In reading your "on Initiative = attack" and "Off initiative = defense" ideas...how do you account for the fact that if only one player has a Warlord in a certain battle then that player has initiative regardless of whoever has the initiative token?
Do you still consider yourself on the defense because you're assuming their Warlord will go to the same planet as your Warlord? Are you assuming that your Warlord will NOT go to planet 1 on your "defender" turn because you wouldn't have initiative?
I haven't ignored your questions, sir. It's just a very complicated answer that deserves to be the next article in this thread. But here is the preview gist anyway.
In Go, there exists the concepts of "sente" (aggressive, dictating the game), "gote" (defensive, reacting to opponent's threats) and "ko threats" (a stratagem by which, while gote, you establish some counter threat that exceeds the opponent's threat, thereby seizing sente). It's a subtle, skilful, ancient game and there are parallels to Conquest's design.
When you have initiative, you have sente for battles whilst your opponent has gote in battles. However, because deploying later allows trumping in the command struggle, when you have initiative you have taken gote in the economic development game whilst your opponent has sente.
Now the opponent's warlord can always interfere and switch the advantage at one planet if not contested by the opposing warlord, both in command struggle and initiative. Although there is greater inherent risk in committing to attempt to reverse initiative in battles than in reversing command struggle outcomes.
However, it is easier to wrest sente during deployment by stalling (promotion, raid, promise of glory, detonate flamer, hellhound eats cultist, spend resources into comm-link or tormentor to stall, use laboratory), usually with cheaper cards, than it is to wrest sente in battles (via ranged and brutal) when your opponent has initiative.
In many ways, deployment is a classic example of "zugzwang" in Chess and other games where you just want to pass so that you can react to opponent's placements or not telegraph intentions. Cards like Coreworld Gate empower you to make cheap feints of interest with a 2 icon Guardian to hopefully force the opponent to overcommit to a planet then recall to cheaply change focus or to undo the outmanoeuvring of the enemy's later placement. Dark Eldar have an inherent advantage, the fear of Raid, which forces opponents to eschew stalling and overcommit spend early.
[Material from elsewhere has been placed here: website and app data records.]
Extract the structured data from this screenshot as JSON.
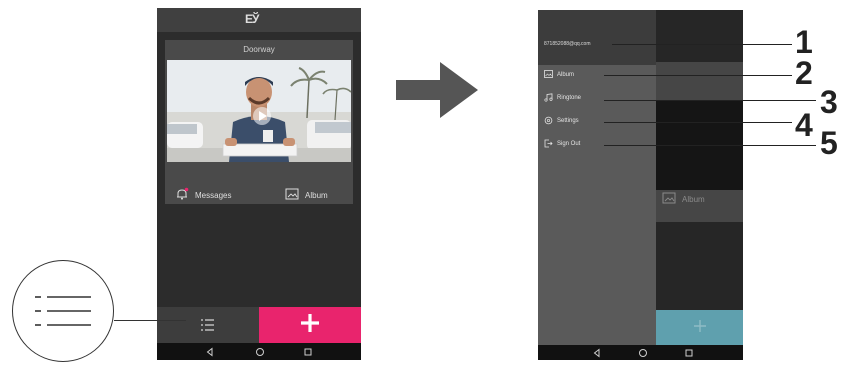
{
  "left_phone": {
    "logo": "ЕЎ",
    "camera": {
      "title": "Doorway"
    },
    "actions": {
      "messages_label": "Messages",
      "album_label": "Album"
    },
    "accent": "#e9246d"
  },
  "right_phone": {
    "drawer": {
      "account_email": "871852088@qq.com",
      "items": [
        {
          "label": "Album",
          "icon": "image-icon"
        },
        {
          "label": "Ringtone",
          "icon": "music-note-icon"
        },
        {
          "label": "Settings",
          "icon": "gear-icon"
        },
        {
          "label": "Sign Out",
          "icon": "sign-out-icon"
        }
      ]
    },
    "background_album_label": "Album"
  },
  "callouts": [
    "1",
    "2",
    "3",
    "4",
    "5"
  ]
}
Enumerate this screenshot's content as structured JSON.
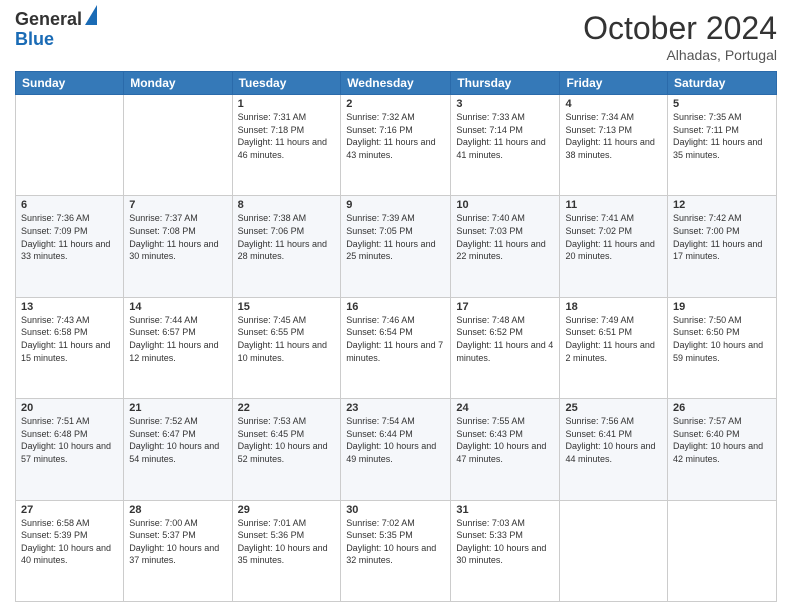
{
  "header": {
    "logo": {
      "general": "General",
      "blue": "Blue"
    },
    "title": "October 2024",
    "subtitle": "Alhadas, Portugal"
  },
  "columns": [
    "Sunday",
    "Monday",
    "Tuesday",
    "Wednesday",
    "Thursday",
    "Friday",
    "Saturday"
  ],
  "weeks": [
    [
      {
        "day": "",
        "sunrise": "",
        "sunset": "",
        "daylight": ""
      },
      {
        "day": "",
        "sunrise": "",
        "sunset": "",
        "daylight": ""
      },
      {
        "day": "1",
        "sunrise": "Sunrise: 7:31 AM",
        "sunset": "Sunset: 7:18 PM",
        "daylight": "Daylight: 11 hours and 46 minutes."
      },
      {
        "day": "2",
        "sunrise": "Sunrise: 7:32 AM",
        "sunset": "Sunset: 7:16 PM",
        "daylight": "Daylight: 11 hours and 43 minutes."
      },
      {
        "day": "3",
        "sunrise": "Sunrise: 7:33 AM",
        "sunset": "Sunset: 7:14 PM",
        "daylight": "Daylight: 11 hours and 41 minutes."
      },
      {
        "day": "4",
        "sunrise": "Sunrise: 7:34 AM",
        "sunset": "Sunset: 7:13 PM",
        "daylight": "Daylight: 11 hours and 38 minutes."
      },
      {
        "day": "5",
        "sunrise": "Sunrise: 7:35 AM",
        "sunset": "Sunset: 7:11 PM",
        "daylight": "Daylight: 11 hours and 35 minutes."
      }
    ],
    [
      {
        "day": "6",
        "sunrise": "Sunrise: 7:36 AM",
        "sunset": "Sunset: 7:09 PM",
        "daylight": "Daylight: 11 hours and 33 minutes."
      },
      {
        "day": "7",
        "sunrise": "Sunrise: 7:37 AM",
        "sunset": "Sunset: 7:08 PM",
        "daylight": "Daylight: 11 hours and 30 minutes."
      },
      {
        "day": "8",
        "sunrise": "Sunrise: 7:38 AM",
        "sunset": "Sunset: 7:06 PM",
        "daylight": "Daylight: 11 hours and 28 minutes."
      },
      {
        "day": "9",
        "sunrise": "Sunrise: 7:39 AM",
        "sunset": "Sunset: 7:05 PM",
        "daylight": "Daylight: 11 hours and 25 minutes."
      },
      {
        "day": "10",
        "sunrise": "Sunrise: 7:40 AM",
        "sunset": "Sunset: 7:03 PM",
        "daylight": "Daylight: 11 hours and 22 minutes."
      },
      {
        "day": "11",
        "sunrise": "Sunrise: 7:41 AM",
        "sunset": "Sunset: 7:02 PM",
        "daylight": "Daylight: 11 hours and 20 minutes."
      },
      {
        "day": "12",
        "sunrise": "Sunrise: 7:42 AM",
        "sunset": "Sunset: 7:00 PM",
        "daylight": "Daylight: 11 hours and 17 minutes."
      }
    ],
    [
      {
        "day": "13",
        "sunrise": "Sunrise: 7:43 AM",
        "sunset": "Sunset: 6:58 PM",
        "daylight": "Daylight: 11 hours and 15 minutes."
      },
      {
        "day": "14",
        "sunrise": "Sunrise: 7:44 AM",
        "sunset": "Sunset: 6:57 PM",
        "daylight": "Daylight: 11 hours and 12 minutes."
      },
      {
        "day": "15",
        "sunrise": "Sunrise: 7:45 AM",
        "sunset": "Sunset: 6:55 PM",
        "daylight": "Daylight: 11 hours and 10 minutes."
      },
      {
        "day": "16",
        "sunrise": "Sunrise: 7:46 AM",
        "sunset": "Sunset: 6:54 PM",
        "daylight": "Daylight: 11 hours and 7 minutes."
      },
      {
        "day": "17",
        "sunrise": "Sunrise: 7:48 AM",
        "sunset": "Sunset: 6:52 PM",
        "daylight": "Daylight: 11 hours and 4 minutes."
      },
      {
        "day": "18",
        "sunrise": "Sunrise: 7:49 AM",
        "sunset": "Sunset: 6:51 PM",
        "daylight": "Daylight: 11 hours and 2 minutes."
      },
      {
        "day": "19",
        "sunrise": "Sunrise: 7:50 AM",
        "sunset": "Sunset: 6:50 PM",
        "daylight": "Daylight: 10 hours and 59 minutes."
      }
    ],
    [
      {
        "day": "20",
        "sunrise": "Sunrise: 7:51 AM",
        "sunset": "Sunset: 6:48 PM",
        "daylight": "Daylight: 10 hours and 57 minutes."
      },
      {
        "day": "21",
        "sunrise": "Sunrise: 7:52 AM",
        "sunset": "Sunset: 6:47 PM",
        "daylight": "Daylight: 10 hours and 54 minutes."
      },
      {
        "day": "22",
        "sunrise": "Sunrise: 7:53 AM",
        "sunset": "Sunset: 6:45 PM",
        "daylight": "Daylight: 10 hours and 52 minutes."
      },
      {
        "day": "23",
        "sunrise": "Sunrise: 7:54 AM",
        "sunset": "Sunset: 6:44 PM",
        "daylight": "Daylight: 10 hours and 49 minutes."
      },
      {
        "day": "24",
        "sunrise": "Sunrise: 7:55 AM",
        "sunset": "Sunset: 6:43 PM",
        "daylight": "Daylight: 10 hours and 47 minutes."
      },
      {
        "day": "25",
        "sunrise": "Sunrise: 7:56 AM",
        "sunset": "Sunset: 6:41 PM",
        "daylight": "Daylight: 10 hours and 44 minutes."
      },
      {
        "day": "26",
        "sunrise": "Sunrise: 7:57 AM",
        "sunset": "Sunset: 6:40 PM",
        "daylight": "Daylight: 10 hours and 42 minutes."
      }
    ],
    [
      {
        "day": "27",
        "sunrise": "Sunrise: 6:58 AM",
        "sunset": "Sunset: 5:39 PM",
        "daylight": "Daylight: 10 hours and 40 minutes."
      },
      {
        "day": "28",
        "sunrise": "Sunrise: 7:00 AM",
        "sunset": "Sunset: 5:37 PM",
        "daylight": "Daylight: 10 hours and 37 minutes."
      },
      {
        "day": "29",
        "sunrise": "Sunrise: 7:01 AM",
        "sunset": "Sunset: 5:36 PM",
        "daylight": "Daylight: 10 hours and 35 minutes."
      },
      {
        "day": "30",
        "sunrise": "Sunrise: 7:02 AM",
        "sunset": "Sunset: 5:35 PM",
        "daylight": "Daylight: 10 hours and 32 minutes."
      },
      {
        "day": "31",
        "sunrise": "Sunrise: 7:03 AM",
        "sunset": "Sunset: 5:33 PM",
        "daylight": "Daylight: 10 hours and 30 minutes."
      },
      {
        "day": "",
        "sunrise": "",
        "sunset": "",
        "daylight": ""
      },
      {
        "day": "",
        "sunrise": "",
        "sunset": "",
        "daylight": ""
      }
    ]
  ]
}
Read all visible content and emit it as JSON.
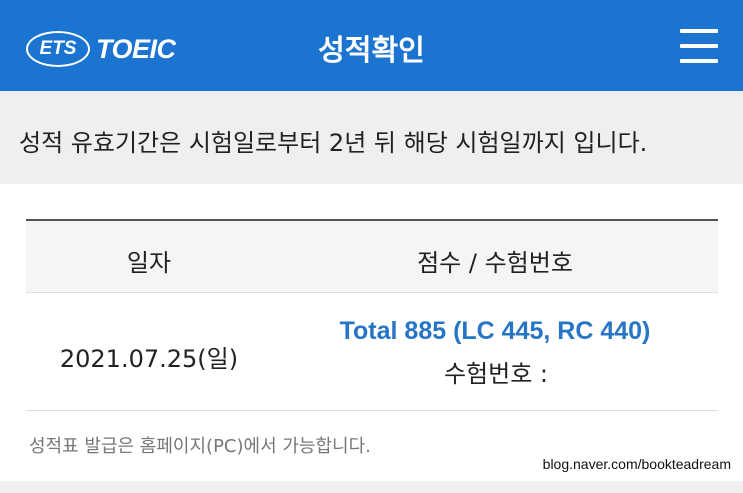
{
  "header": {
    "logo_ets": "ETS",
    "logo_toeic": "TOEIC",
    "title": "성적확인",
    "menu_icon": "hamburger-menu-icon"
  },
  "notice": {
    "text": "성적 유효기간은 시험일로부터 2년 뒤 해당 시험일까지 입니다."
  },
  "table": {
    "columns": [
      "일자",
      "점수 / 수험번호"
    ],
    "rows": [
      {
        "date": "2021.07.25(일)",
        "score": "Total 885 (LC 445, RC 440)",
        "exam_number_label": "수험번호 :"
      }
    ]
  },
  "footnote": "성적표 발급은 홈페이지(PC)에서 가능합니다.",
  "watermark": "blog.naver.com/bookteadream",
  "colors": {
    "header_bg": "#1b75d0",
    "score_link": "#2675c6",
    "notice_bg": "#efefef"
  }
}
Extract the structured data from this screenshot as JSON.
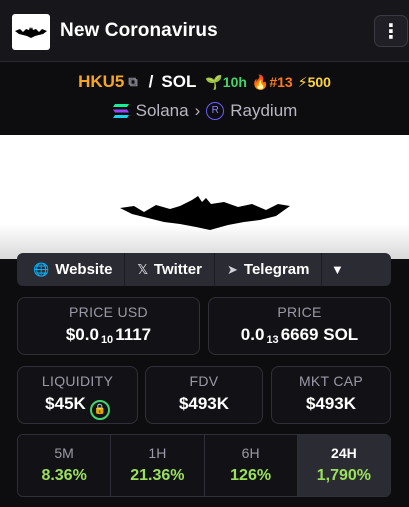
{
  "header": {
    "title": "New Coronavirus",
    "menu_icon": "kebab-menu-icon",
    "logo": "bat-logo"
  },
  "pair": {
    "base": "HKU5",
    "separator": "/",
    "quote": "SOL",
    "age": "10h",
    "rank": "#13",
    "boosts": "500",
    "colors": {
      "base": "#f6a623",
      "age": "#46d26c",
      "rank": "#ff7a1a",
      "boosts": "#ffd43a"
    }
  },
  "chain": {
    "name": "Solana",
    "dex": "Raydium"
  },
  "links": {
    "website": "Website",
    "twitter": "Twitter",
    "telegram": "Telegram"
  },
  "stats": {
    "price_usd_label": "PRICE USD",
    "price_usd_prefix": "$0.0",
    "price_usd_zeros": "10",
    "price_usd_digits": "1117",
    "price_label": "PRICE",
    "price_prefix": "0.0",
    "price_zeros": "13",
    "price_digits": "6669 SOL",
    "liquidity_label": "LIQUIDITY",
    "liquidity": "$45K",
    "fdv_label": "FDV",
    "fdv": "$493K",
    "mcap_label": "MKT CAP",
    "mcap": "$493K"
  },
  "changes": [
    {
      "period": "5M",
      "change": "8.36%"
    },
    {
      "period": "1H",
      "change": "21.36%"
    },
    {
      "period": "6H",
      "change": "126%"
    },
    {
      "period": "24H",
      "change": "1,790%"
    }
  ]
}
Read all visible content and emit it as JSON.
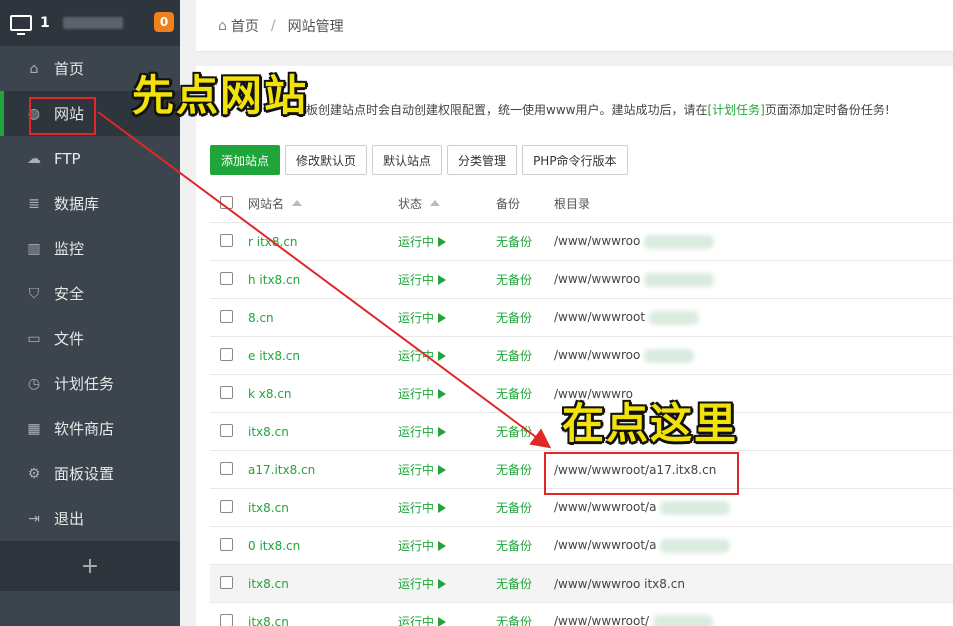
{
  "sidebar": {
    "host": "1",
    "badge": "0",
    "items": [
      {
        "label": "首页",
        "icon": "home-icon",
        "glyph": "⌂"
      },
      {
        "label": "网站",
        "icon": "globe-icon",
        "glyph": "◍",
        "active": true
      },
      {
        "label": "FTP",
        "icon": "ftp-icon",
        "glyph": "☁"
      },
      {
        "label": "数据库",
        "icon": "database-icon",
        "glyph": "≣"
      },
      {
        "label": "监控",
        "icon": "monitor-chart-icon",
        "glyph": "▥"
      },
      {
        "label": "安全",
        "icon": "shield-icon",
        "glyph": "⛉"
      },
      {
        "label": "文件",
        "icon": "folder-icon",
        "glyph": "▭"
      },
      {
        "label": "计划任务",
        "icon": "clock-icon",
        "glyph": "◷"
      },
      {
        "label": "软件商店",
        "icon": "grid-icon",
        "glyph": "▦"
      },
      {
        "label": "面板设置",
        "icon": "gear-icon",
        "glyph": "⚙"
      },
      {
        "label": "退出",
        "icon": "logout-icon",
        "glyph": "⇥"
      }
    ],
    "add": "+"
  },
  "breadcrumb": {
    "home": "首页",
    "sep": "/",
    "current": "网站管理"
  },
  "notice": {
    "pre": "板创建站点时会自动创建权限配置，统一使用www用户。建站成功后，请在",
    "link": "[计划任务]",
    "post": "页面添加定时备份任务!"
  },
  "toolbar": [
    "添加站点",
    "修改默认页",
    "默认站点",
    "分类管理",
    "PHP命令行版本"
  ],
  "table": {
    "headers": {
      "name": "网站名",
      "status": "状态",
      "backup": "备份",
      "root": "根目录"
    },
    "rows": [
      {
        "name": "r    itx8.cn",
        "status": "运行中",
        "backup": "无备份",
        "root": "/www/wwwroo",
        "blur": 70
      },
      {
        "name": "h    itx8.cn",
        "status": "运行中",
        "backup": "无备份",
        "root": "/www/wwwroo",
        "blur": 70
      },
      {
        "name": "      8.cn",
        "status": "运行中",
        "backup": "无备份",
        "root": "/www/wwwroot",
        "blur": 50
      },
      {
        "name": "e    itx8.cn",
        "status": "运行中",
        "backup": "无备份",
        "root": "/www/wwwroo",
        "blur": 50
      },
      {
        "name": "    k   x8.cn",
        "status": "运行中",
        "backup": "无备份",
        "root": "/www/wwwro",
        "blur": 0
      },
      {
        "name": "      itx8.cn",
        "status": "运行中",
        "backup": "无备份",
        "root": "",
        "blur": 0
      },
      {
        "name": "a17.itx8.cn",
        "status": "运行中",
        "backup": "无备份",
        "root": "/www/wwwroot/a17.itx8.cn",
        "blur": 0
      },
      {
        "name": "      itx8.cn",
        "status": "运行中",
        "backup": "无备份",
        "root": "/www/wwwroot/a",
        "blur": 70
      },
      {
        "name": "  0   itx8.cn",
        "status": "运行中",
        "backup": "无备份",
        "root": "/www/wwwroot/a",
        "blur": 70
      },
      {
        "name": "      itx8.cn",
        "status": "运行中",
        "backup": "无备份",
        "root": "/www/wwwroo      itx8.cn",
        "blur": 0,
        "shade": true
      },
      {
        "name": "      itx8.cn",
        "status": "运行中",
        "backup": "无备份",
        "root": "/www/wwwroot/",
        "blur": 60
      }
    ]
  },
  "annotations": {
    "step1": "先点网站",
    "step2": "在点这里"
  },
  "colors": {
    "accent": "#20a53a",
    "annotation": "#f2e20a",
    "highlight": "#e02828"
  }
}
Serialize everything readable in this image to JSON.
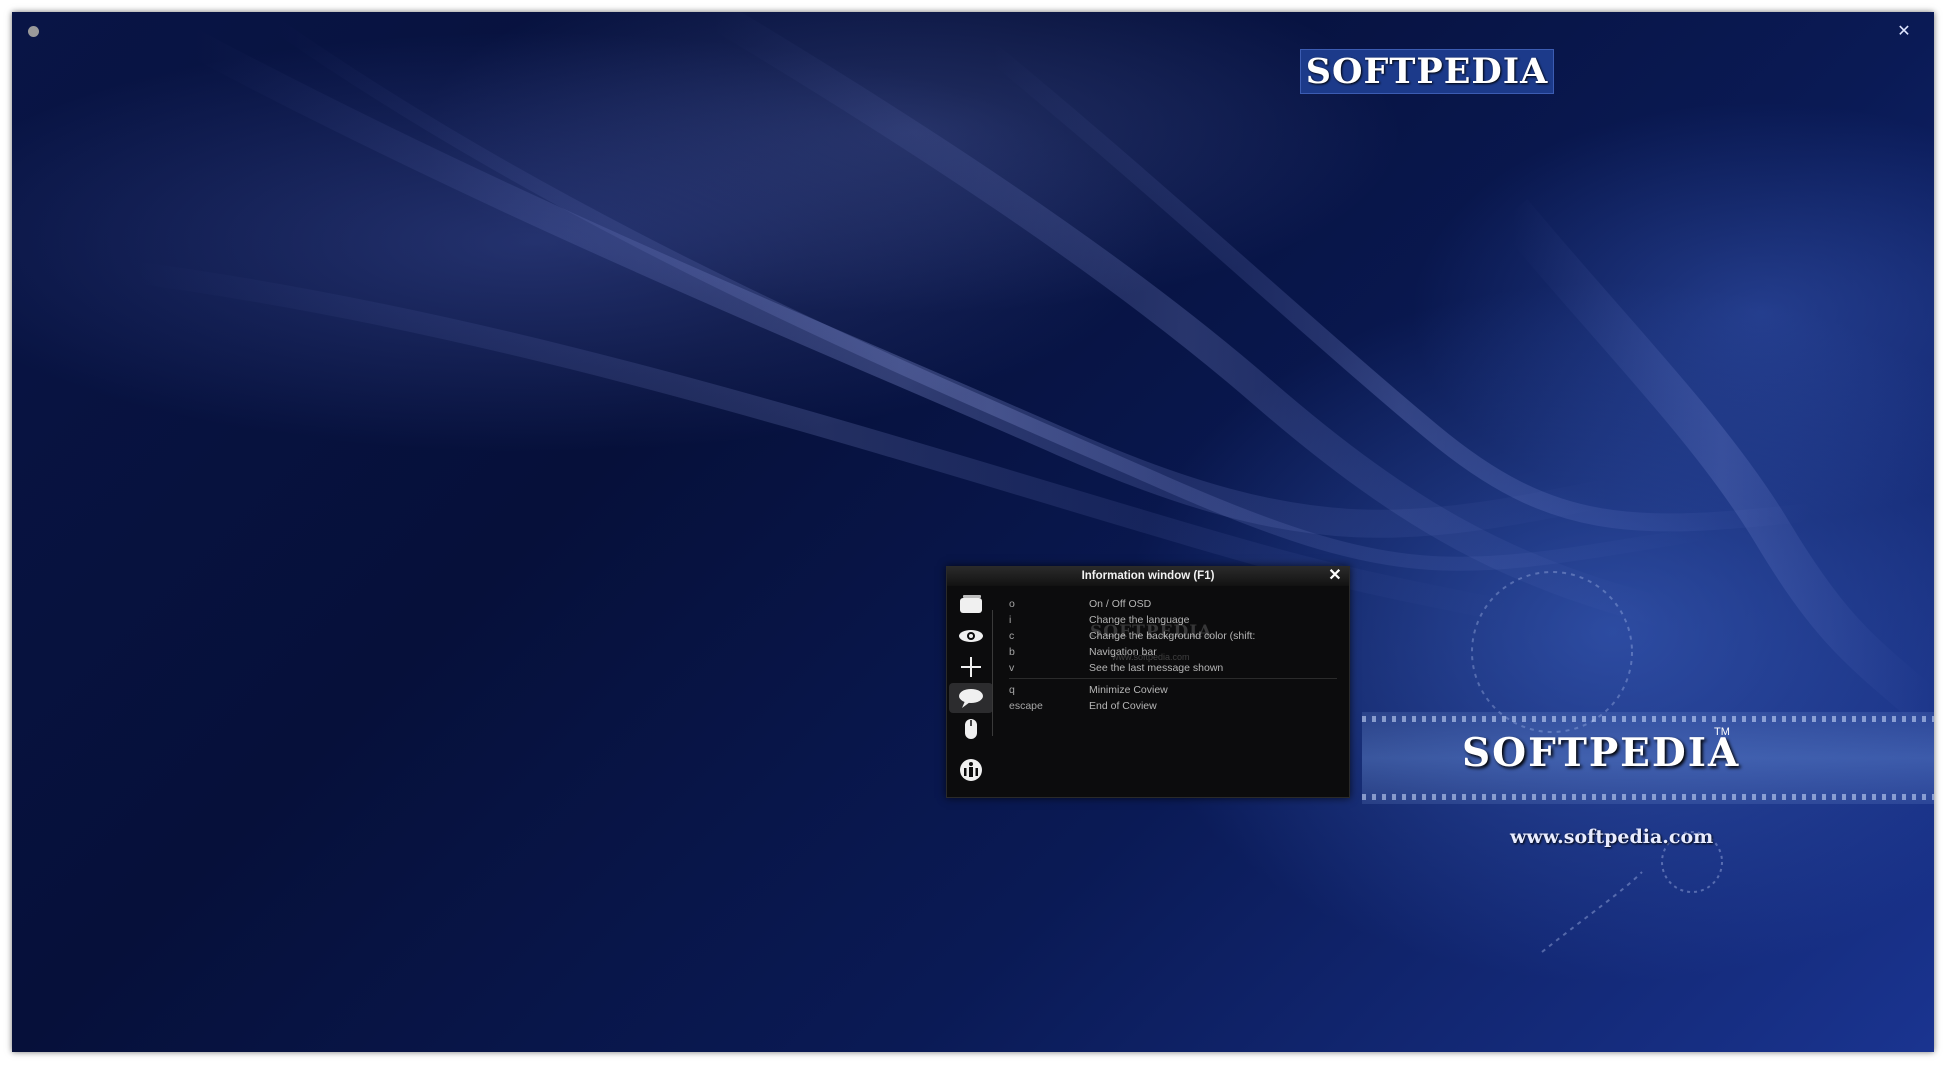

A new Eldar warlord that read "action: ready or exhaust this warlord (limit 1 per phase)" may be too strong, such is the value of zugzwang during deployment. So the advantage of deploying second should not be undervalued, even though it can be easily wrested away from you with canny card/action sequencing.
Thus whilst there is an elegant alternating symmetry in the game design, one player having the edge in battles and the other the edge in economic development, then next turn switching edges, with any uncontested warlord interference muddying this in both cases, the fact that deployment stalling is easier to achieve than reversal of initiative advantage in battle (and the risks involved in warlord forced retreat if confronted by opposing warlord) has led me to conclude that having initiative is a greater edge in battle than deploying second as an advantage in the command struggle. Hence my "on-initiative aggression" and "off-initiative defence" over-simplification.
The truth, as you highlight, is a lot more complicated but the rule of thumb remains true. The first article was long enough already. I plan to cover this topic in the next instalment when I find time but, meantime, please do not think I have ducked your questions. It's just that answering it requires deeper analysis of this game where we are all still neophytes, learning its subtleties.
Let's not forget every warlord presence has an opportunity cost of the benefits of committing to an alternate planet. To end up facing your opponent's warlord and end up losing the battle or command struggle anyway has paid a significant opportunity cost, let alone damage inflicted on the warlord before he flees.
There is a definite ebb and flow to the game which, whilst you can reverse in localised planets with unopposed warlord interference, creates an intriguing constant reversal of advantages. Constantly making the most of your advantages while minimising the benefits of your opponent's advantages should show the path to victory.